Task details
This exercise calls for every line of the data below with the string "مرحله" in it.
-------- Source data --------
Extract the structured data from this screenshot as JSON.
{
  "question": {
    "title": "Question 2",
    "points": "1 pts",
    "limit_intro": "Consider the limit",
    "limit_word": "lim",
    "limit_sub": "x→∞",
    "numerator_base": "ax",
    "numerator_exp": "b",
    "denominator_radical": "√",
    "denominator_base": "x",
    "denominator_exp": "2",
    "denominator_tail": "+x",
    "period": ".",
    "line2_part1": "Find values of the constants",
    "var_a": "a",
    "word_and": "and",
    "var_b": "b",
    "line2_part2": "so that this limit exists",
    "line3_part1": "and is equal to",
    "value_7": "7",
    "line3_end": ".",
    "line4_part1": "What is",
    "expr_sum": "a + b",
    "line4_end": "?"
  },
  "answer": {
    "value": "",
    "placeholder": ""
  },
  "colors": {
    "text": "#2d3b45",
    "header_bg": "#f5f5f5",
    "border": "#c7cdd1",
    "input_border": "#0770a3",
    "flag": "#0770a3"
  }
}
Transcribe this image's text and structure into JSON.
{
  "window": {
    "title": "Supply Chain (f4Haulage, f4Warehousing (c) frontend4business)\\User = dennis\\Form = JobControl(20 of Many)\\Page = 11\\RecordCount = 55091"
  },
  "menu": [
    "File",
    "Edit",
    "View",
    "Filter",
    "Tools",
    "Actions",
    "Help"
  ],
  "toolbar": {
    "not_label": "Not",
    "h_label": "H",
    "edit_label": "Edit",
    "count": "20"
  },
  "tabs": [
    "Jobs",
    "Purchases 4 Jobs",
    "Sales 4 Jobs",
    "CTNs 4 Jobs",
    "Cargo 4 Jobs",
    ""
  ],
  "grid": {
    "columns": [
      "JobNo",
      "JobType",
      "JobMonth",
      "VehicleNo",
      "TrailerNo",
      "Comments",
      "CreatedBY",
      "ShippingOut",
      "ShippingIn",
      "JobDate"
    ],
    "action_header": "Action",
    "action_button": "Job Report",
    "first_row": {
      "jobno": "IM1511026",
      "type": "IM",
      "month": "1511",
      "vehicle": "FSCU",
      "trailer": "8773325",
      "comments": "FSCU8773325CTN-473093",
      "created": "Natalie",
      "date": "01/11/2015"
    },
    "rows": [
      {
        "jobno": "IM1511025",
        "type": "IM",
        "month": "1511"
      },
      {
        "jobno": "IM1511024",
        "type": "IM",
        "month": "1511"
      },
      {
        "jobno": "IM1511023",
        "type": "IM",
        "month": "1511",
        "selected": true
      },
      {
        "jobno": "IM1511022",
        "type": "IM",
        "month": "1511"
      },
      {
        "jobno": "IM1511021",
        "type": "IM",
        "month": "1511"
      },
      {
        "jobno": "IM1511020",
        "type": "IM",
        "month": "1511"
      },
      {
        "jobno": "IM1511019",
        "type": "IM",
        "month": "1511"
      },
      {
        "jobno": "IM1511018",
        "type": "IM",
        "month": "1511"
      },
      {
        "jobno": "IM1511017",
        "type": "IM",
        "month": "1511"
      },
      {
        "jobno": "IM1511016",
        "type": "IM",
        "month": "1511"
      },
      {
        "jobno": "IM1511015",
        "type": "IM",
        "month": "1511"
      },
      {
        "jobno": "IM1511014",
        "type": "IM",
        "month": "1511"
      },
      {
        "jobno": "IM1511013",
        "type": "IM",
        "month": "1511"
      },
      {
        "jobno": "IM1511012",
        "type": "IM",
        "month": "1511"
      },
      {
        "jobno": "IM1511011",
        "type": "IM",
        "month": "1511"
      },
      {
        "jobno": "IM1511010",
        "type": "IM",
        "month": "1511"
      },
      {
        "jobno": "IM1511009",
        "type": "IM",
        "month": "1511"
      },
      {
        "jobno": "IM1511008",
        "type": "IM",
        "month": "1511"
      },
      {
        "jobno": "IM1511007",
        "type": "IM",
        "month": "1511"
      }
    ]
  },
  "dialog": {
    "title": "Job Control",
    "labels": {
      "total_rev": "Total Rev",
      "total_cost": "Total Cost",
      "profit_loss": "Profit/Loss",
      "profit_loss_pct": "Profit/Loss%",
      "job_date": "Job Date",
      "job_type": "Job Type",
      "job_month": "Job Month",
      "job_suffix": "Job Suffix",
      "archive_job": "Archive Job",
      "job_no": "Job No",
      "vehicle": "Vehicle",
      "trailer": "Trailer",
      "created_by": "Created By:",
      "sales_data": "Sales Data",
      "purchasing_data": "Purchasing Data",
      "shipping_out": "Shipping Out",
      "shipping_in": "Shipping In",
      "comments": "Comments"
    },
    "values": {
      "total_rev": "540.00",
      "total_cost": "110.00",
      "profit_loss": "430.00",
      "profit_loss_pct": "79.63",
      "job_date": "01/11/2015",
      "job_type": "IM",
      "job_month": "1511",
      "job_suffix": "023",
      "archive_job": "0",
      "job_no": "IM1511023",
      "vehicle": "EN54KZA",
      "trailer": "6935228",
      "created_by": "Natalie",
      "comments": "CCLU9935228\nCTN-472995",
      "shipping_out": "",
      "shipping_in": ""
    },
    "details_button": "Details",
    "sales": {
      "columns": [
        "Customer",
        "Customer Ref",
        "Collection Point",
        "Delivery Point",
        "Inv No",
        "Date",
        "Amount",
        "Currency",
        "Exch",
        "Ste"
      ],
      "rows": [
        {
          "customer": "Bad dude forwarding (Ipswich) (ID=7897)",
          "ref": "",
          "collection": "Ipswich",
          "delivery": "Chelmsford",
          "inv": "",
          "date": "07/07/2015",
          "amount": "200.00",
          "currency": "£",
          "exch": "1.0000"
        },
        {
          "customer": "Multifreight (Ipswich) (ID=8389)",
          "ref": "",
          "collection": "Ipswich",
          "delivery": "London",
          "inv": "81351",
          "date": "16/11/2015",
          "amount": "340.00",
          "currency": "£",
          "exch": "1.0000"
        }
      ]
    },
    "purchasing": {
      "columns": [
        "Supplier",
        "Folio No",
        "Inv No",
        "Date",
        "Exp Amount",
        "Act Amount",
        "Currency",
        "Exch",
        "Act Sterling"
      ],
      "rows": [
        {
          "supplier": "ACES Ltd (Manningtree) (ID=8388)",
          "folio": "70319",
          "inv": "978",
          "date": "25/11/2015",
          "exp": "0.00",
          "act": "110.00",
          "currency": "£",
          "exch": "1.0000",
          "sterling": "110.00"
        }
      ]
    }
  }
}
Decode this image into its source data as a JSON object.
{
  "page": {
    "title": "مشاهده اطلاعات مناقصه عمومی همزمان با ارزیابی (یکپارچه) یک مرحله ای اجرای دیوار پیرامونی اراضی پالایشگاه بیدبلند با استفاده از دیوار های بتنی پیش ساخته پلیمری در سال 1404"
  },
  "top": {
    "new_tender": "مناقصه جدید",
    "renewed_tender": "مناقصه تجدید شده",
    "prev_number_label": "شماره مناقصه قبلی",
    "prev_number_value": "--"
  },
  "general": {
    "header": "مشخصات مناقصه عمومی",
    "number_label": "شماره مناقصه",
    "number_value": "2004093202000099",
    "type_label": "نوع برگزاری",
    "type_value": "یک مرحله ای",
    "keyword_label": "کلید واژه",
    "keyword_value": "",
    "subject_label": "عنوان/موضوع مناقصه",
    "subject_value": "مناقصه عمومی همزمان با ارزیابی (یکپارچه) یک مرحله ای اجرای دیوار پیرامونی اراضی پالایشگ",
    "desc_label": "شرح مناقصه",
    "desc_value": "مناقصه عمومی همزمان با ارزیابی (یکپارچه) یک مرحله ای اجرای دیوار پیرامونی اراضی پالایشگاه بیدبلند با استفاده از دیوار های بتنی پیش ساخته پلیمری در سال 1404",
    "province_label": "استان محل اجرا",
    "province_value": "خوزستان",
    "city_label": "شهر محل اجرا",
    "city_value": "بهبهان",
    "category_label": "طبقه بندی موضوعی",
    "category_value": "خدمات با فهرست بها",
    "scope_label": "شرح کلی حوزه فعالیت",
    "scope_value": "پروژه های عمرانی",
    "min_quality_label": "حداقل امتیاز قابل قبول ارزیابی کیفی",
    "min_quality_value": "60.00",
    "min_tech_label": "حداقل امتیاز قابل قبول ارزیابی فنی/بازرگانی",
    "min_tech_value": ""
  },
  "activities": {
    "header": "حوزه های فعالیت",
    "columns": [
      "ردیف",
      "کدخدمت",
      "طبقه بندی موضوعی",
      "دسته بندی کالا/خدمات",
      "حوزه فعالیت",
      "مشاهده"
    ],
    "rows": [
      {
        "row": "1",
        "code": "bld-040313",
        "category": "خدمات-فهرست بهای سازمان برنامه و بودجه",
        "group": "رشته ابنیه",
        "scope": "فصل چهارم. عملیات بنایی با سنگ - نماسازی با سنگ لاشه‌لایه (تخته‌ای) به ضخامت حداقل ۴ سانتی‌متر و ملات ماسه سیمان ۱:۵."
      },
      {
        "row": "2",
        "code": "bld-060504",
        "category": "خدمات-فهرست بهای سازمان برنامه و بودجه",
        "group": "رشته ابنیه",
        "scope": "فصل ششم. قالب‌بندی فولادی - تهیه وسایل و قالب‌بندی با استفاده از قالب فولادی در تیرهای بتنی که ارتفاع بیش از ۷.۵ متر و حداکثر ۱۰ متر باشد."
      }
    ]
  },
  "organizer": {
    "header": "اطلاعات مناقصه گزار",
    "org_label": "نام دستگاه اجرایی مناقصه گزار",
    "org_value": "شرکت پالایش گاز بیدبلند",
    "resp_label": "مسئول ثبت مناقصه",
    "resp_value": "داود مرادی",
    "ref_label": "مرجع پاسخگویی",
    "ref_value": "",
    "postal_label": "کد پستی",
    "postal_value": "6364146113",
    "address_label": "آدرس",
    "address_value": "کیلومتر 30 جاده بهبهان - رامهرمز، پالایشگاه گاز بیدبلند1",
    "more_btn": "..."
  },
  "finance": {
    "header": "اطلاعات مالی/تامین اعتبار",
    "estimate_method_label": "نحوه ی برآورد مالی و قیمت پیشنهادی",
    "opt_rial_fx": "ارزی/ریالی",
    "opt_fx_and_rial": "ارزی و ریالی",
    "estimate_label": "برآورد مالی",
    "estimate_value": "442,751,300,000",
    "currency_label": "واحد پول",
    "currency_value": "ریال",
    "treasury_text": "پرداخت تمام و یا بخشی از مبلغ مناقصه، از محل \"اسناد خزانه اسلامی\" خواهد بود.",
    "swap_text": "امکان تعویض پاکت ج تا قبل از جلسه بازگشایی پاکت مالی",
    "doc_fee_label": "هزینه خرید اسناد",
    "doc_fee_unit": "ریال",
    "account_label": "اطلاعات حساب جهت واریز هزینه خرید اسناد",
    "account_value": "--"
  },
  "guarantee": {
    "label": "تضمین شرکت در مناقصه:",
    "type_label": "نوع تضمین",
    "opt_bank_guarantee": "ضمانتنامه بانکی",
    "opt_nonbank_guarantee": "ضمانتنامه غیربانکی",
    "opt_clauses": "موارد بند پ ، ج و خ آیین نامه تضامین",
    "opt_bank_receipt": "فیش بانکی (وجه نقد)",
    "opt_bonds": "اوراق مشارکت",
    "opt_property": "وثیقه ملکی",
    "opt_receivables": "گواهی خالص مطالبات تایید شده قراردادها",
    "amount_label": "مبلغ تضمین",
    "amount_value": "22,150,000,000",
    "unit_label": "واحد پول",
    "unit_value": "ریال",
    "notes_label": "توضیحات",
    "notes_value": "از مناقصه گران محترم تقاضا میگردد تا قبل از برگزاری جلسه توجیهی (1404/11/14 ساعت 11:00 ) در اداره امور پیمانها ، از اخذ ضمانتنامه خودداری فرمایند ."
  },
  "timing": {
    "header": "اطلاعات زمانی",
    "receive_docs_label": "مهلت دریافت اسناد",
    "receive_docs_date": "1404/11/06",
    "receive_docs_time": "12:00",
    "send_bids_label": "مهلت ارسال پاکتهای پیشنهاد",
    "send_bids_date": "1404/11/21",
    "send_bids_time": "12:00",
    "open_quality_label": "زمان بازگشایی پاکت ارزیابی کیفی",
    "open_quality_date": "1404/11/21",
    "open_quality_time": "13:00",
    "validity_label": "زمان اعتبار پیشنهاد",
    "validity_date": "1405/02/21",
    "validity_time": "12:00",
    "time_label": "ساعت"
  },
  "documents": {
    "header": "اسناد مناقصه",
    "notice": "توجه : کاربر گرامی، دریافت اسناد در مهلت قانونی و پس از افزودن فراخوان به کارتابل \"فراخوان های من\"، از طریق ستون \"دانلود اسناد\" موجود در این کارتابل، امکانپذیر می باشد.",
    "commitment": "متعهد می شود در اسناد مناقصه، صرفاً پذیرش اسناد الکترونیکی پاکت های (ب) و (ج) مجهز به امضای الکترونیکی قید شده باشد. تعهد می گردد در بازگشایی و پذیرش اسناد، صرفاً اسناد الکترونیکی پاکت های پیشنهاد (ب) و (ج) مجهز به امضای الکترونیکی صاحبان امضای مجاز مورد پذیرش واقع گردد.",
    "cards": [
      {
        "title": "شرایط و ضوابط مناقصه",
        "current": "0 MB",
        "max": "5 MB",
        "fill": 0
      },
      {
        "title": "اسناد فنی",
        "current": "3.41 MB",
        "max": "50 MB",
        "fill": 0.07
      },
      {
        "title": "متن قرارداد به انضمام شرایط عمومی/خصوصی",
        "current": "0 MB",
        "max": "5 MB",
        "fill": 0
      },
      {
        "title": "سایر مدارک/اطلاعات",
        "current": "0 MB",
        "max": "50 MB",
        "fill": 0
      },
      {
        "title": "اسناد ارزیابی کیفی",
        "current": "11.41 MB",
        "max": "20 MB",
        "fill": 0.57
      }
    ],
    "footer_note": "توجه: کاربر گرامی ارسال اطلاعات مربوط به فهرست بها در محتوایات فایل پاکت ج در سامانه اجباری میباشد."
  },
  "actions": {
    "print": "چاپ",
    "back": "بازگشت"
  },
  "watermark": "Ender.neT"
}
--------
Exercise solution
    "title": "مشاهده اطلاعات مناقصه عمومی همزمان با ارزیابی (یکپارچه) یک مرحله ای اجرای دیوار پیرامونی اراضی پالایشگاه بیدبلند با استفاده از دیوار های بتنی پیش ساخته پلیمری در سال 1404"
    "type_value": "یک مرحله ای",
    "subject_value": "مناقصه عمومی همزمان با ارزیابی (یکپارچه) یک مرحله ای اجرای دیوار پیرامونی اراضی پالایشگ",
    "desc_value": "مناقصه عمومی همزمان با ارزیابی (یکپارچه) یک مرحله ای اجرای دیوار پیرامونی اراضی پالایشگاه بیدبلند با استفاده از دیوار های بتنی پیش ساخته پلیمری در سال 1404",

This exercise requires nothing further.